■ **Aim of the task**: Gather up every line from the entries below that uses the word "PRIMARIA".

Items listed in a dataset
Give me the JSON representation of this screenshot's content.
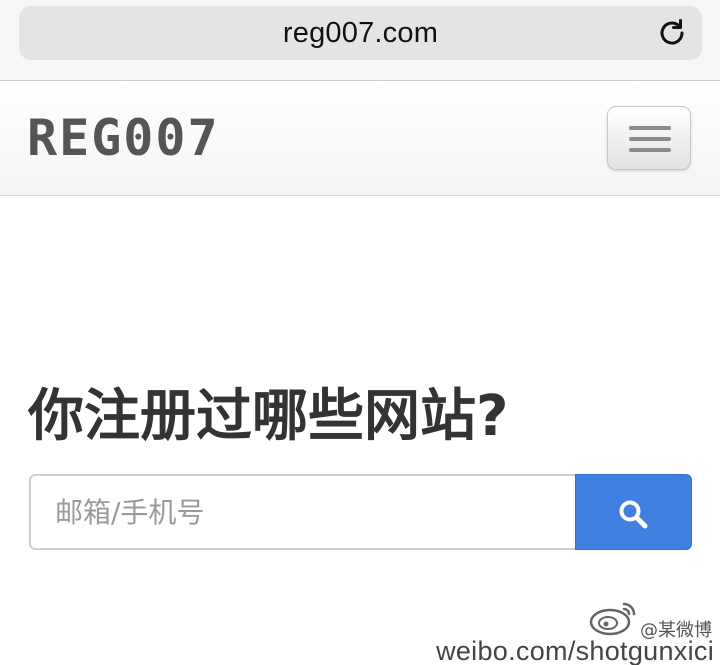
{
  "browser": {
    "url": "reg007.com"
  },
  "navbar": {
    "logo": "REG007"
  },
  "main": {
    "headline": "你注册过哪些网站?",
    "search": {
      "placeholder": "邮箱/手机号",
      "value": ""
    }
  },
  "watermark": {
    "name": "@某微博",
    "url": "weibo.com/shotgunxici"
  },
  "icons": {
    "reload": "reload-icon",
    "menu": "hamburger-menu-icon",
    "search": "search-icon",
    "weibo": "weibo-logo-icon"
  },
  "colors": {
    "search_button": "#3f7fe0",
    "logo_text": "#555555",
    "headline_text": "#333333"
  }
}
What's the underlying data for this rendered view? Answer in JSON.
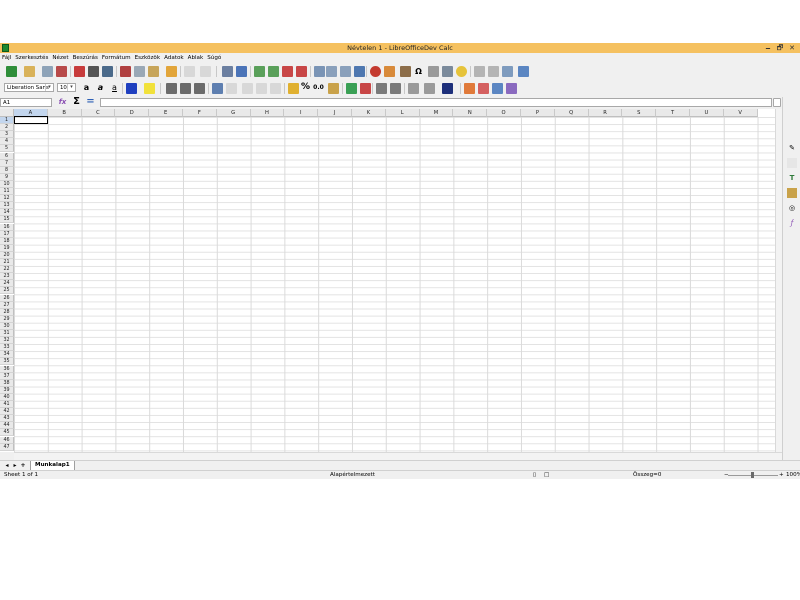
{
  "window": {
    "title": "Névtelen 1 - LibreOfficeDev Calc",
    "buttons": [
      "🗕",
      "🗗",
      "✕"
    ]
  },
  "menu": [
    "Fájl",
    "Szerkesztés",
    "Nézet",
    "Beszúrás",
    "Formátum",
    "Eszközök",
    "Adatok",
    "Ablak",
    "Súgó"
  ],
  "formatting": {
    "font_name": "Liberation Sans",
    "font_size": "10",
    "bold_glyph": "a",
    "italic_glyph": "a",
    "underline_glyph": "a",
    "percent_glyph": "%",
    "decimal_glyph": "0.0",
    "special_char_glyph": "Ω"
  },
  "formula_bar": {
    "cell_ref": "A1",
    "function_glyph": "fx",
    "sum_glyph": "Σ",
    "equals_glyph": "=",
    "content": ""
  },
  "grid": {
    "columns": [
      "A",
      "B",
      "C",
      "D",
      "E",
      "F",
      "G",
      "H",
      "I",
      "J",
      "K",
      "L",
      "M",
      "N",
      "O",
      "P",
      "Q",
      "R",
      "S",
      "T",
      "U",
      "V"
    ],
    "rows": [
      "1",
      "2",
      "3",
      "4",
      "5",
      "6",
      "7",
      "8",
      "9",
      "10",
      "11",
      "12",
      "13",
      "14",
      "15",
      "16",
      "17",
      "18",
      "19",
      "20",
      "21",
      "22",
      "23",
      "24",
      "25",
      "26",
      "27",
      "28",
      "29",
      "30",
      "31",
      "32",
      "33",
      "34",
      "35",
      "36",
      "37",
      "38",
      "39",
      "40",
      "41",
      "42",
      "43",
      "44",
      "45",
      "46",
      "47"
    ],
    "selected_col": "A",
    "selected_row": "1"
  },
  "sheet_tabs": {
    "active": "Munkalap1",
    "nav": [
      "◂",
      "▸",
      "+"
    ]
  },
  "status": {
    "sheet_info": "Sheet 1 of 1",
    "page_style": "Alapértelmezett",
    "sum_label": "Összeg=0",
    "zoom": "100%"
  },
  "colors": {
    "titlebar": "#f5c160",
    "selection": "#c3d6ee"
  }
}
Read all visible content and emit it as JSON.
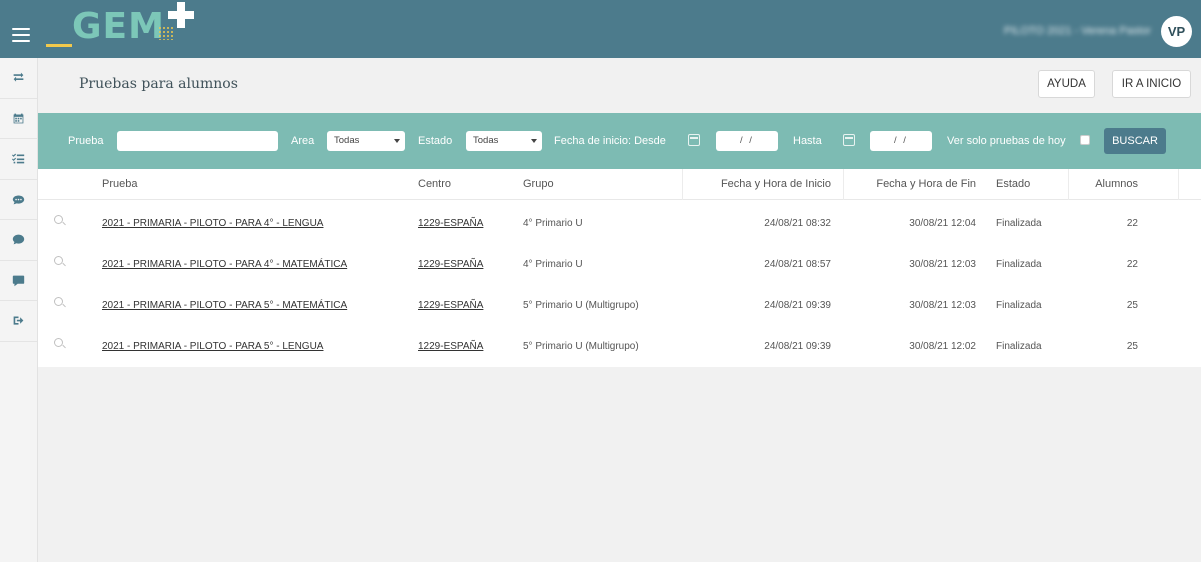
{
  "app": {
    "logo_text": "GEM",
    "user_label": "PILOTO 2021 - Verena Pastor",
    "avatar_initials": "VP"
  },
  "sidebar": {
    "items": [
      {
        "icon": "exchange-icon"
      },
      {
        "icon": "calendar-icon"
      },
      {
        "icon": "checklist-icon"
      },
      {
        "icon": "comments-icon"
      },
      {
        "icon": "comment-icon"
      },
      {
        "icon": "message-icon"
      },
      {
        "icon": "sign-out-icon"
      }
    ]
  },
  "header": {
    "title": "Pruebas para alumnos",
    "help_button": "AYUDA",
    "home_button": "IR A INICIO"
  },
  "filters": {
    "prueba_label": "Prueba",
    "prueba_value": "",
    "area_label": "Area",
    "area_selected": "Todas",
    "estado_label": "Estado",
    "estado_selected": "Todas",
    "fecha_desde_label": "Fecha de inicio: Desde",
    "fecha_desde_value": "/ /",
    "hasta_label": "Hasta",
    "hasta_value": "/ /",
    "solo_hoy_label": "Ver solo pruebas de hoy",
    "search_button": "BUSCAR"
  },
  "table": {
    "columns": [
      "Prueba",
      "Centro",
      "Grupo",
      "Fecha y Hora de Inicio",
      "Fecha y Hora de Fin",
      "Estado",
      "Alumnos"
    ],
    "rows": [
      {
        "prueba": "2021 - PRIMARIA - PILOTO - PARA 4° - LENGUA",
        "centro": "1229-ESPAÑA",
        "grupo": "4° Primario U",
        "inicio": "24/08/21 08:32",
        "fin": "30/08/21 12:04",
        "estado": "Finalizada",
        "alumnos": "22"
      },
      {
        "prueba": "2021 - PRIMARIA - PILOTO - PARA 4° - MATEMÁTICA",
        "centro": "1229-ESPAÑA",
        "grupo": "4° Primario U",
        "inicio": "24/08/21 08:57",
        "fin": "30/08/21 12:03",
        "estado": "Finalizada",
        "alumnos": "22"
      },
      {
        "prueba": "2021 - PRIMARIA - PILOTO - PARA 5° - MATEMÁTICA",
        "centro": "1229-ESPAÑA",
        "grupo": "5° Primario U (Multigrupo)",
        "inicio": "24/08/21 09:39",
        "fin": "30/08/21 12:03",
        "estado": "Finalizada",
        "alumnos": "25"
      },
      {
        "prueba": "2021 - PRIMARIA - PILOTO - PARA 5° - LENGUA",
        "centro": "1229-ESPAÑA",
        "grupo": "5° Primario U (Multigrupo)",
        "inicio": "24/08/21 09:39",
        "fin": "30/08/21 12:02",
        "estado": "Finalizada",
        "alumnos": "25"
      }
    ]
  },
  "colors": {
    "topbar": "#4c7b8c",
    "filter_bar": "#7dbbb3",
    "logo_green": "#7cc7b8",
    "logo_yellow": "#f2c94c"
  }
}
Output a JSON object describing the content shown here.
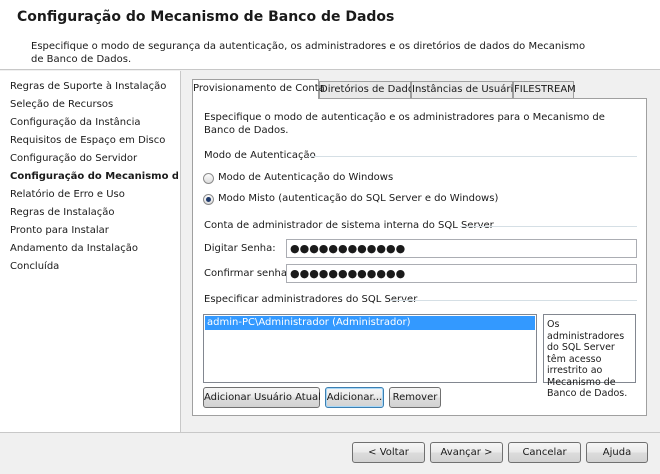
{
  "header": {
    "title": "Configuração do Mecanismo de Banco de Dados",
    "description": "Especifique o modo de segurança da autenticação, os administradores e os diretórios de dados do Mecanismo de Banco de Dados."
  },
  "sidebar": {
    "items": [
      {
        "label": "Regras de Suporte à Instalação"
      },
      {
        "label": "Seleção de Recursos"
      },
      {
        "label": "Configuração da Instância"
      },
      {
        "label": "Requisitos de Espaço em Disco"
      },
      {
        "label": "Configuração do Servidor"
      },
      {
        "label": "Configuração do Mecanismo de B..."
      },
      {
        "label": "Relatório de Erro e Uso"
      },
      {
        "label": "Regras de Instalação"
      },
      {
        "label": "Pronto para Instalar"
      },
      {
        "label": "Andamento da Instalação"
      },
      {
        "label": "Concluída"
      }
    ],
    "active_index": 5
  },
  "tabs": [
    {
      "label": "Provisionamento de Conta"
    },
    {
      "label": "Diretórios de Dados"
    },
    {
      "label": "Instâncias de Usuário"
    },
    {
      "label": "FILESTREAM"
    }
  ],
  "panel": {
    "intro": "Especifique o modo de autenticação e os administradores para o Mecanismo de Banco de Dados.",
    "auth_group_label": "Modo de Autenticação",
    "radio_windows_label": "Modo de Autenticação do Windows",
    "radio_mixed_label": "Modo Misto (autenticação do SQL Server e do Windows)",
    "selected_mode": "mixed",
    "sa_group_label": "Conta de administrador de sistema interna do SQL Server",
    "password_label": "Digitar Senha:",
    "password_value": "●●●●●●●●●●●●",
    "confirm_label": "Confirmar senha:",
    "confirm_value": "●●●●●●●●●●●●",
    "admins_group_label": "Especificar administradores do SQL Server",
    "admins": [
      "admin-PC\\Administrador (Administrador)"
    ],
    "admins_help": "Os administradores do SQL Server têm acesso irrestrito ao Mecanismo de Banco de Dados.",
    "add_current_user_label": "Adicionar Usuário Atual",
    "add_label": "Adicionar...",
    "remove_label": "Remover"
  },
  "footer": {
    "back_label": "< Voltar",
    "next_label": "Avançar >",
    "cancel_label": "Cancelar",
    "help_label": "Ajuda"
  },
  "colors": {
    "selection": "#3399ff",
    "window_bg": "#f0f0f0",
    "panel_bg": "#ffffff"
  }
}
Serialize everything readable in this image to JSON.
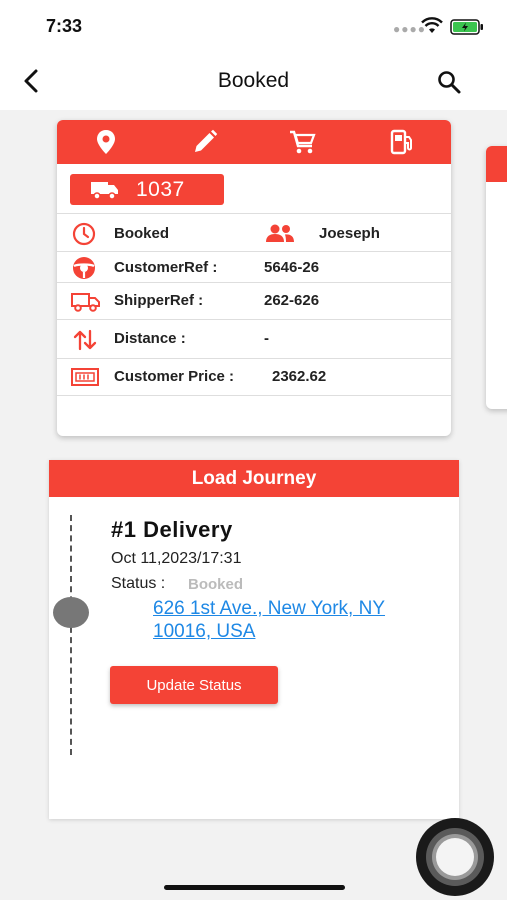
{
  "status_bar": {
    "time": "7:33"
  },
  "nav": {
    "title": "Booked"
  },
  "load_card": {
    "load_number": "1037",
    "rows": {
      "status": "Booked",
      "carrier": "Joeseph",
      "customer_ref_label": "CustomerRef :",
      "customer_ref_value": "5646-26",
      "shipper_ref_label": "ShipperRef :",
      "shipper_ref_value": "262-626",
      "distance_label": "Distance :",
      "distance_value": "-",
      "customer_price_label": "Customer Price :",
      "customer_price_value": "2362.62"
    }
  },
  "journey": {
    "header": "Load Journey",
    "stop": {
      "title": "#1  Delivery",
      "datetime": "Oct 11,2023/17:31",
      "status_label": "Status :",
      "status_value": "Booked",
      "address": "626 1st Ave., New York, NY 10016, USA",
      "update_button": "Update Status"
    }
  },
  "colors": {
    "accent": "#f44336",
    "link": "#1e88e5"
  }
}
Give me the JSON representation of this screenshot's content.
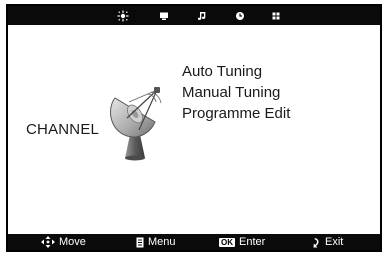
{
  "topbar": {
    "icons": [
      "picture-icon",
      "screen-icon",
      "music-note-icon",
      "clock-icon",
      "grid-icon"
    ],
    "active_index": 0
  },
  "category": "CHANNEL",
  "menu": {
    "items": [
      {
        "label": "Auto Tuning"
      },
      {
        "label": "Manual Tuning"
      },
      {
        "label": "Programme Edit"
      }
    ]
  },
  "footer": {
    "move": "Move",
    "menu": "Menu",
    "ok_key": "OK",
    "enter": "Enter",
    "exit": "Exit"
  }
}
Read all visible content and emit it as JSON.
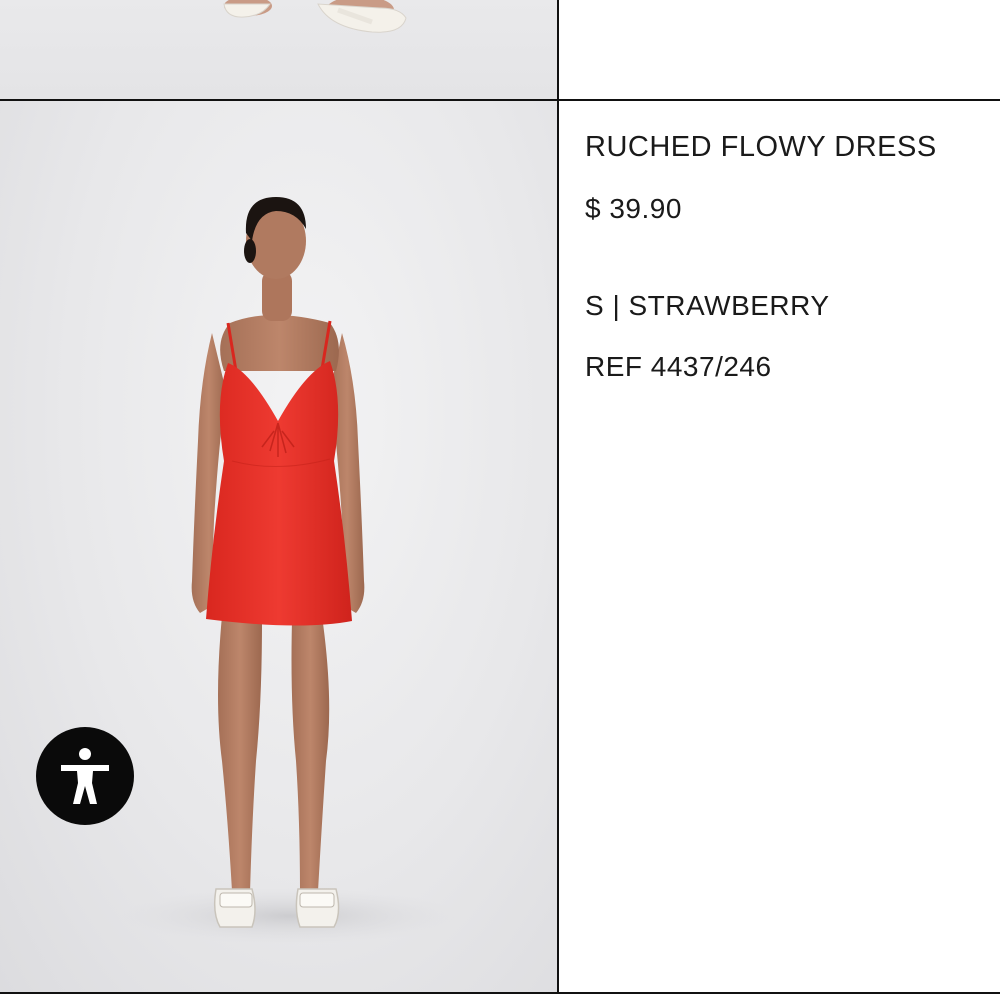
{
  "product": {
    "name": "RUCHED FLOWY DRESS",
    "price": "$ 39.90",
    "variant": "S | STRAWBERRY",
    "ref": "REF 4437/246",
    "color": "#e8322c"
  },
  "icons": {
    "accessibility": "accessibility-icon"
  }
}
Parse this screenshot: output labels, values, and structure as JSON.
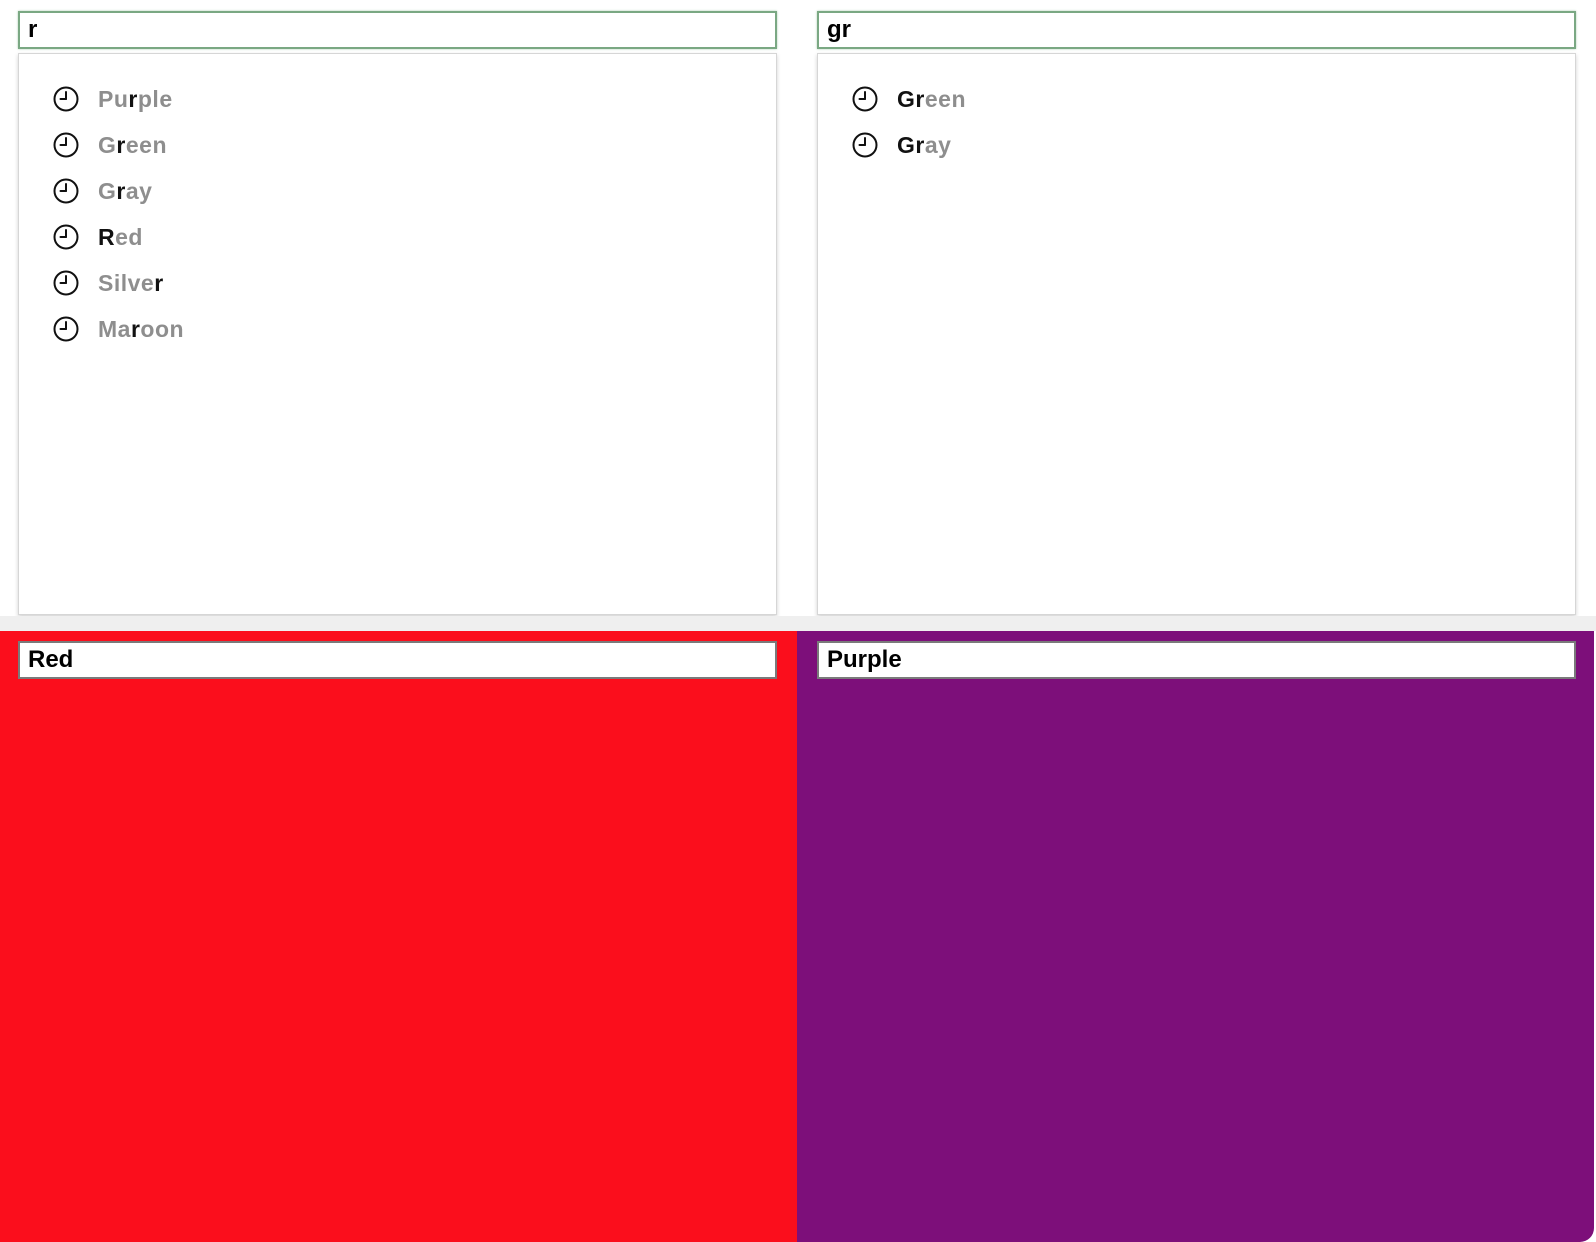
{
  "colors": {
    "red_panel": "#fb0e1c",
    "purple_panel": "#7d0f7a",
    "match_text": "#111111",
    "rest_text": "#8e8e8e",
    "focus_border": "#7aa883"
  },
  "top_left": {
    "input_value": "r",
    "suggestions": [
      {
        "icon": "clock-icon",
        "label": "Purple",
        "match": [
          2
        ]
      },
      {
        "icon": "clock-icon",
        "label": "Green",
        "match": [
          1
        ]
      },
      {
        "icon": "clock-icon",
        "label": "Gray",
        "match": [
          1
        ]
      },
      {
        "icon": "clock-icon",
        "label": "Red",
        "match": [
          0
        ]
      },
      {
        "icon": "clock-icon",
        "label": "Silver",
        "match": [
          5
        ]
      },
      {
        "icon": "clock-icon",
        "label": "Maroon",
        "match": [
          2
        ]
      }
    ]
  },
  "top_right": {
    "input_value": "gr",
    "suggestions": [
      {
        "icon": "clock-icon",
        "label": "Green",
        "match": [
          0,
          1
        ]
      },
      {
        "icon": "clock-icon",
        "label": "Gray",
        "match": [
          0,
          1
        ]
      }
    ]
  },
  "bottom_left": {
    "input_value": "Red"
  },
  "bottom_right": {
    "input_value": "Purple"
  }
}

■ **Response area**:
        "prueba": "2021 - PRIMARIA - PILOTO - PARA 4° - LENGUA",
        "prueba": "2021 - PRIMARIA - PILOTO - PARA 4° - MATEMÁTICA",
        "prueba": "2021 - PRIMARIA - PILOTO - PARA 5° - MATEMÁTICA",
        "prueba": "2021 - PRIMARIA - PILOTO - PARA 5° - LENGUA",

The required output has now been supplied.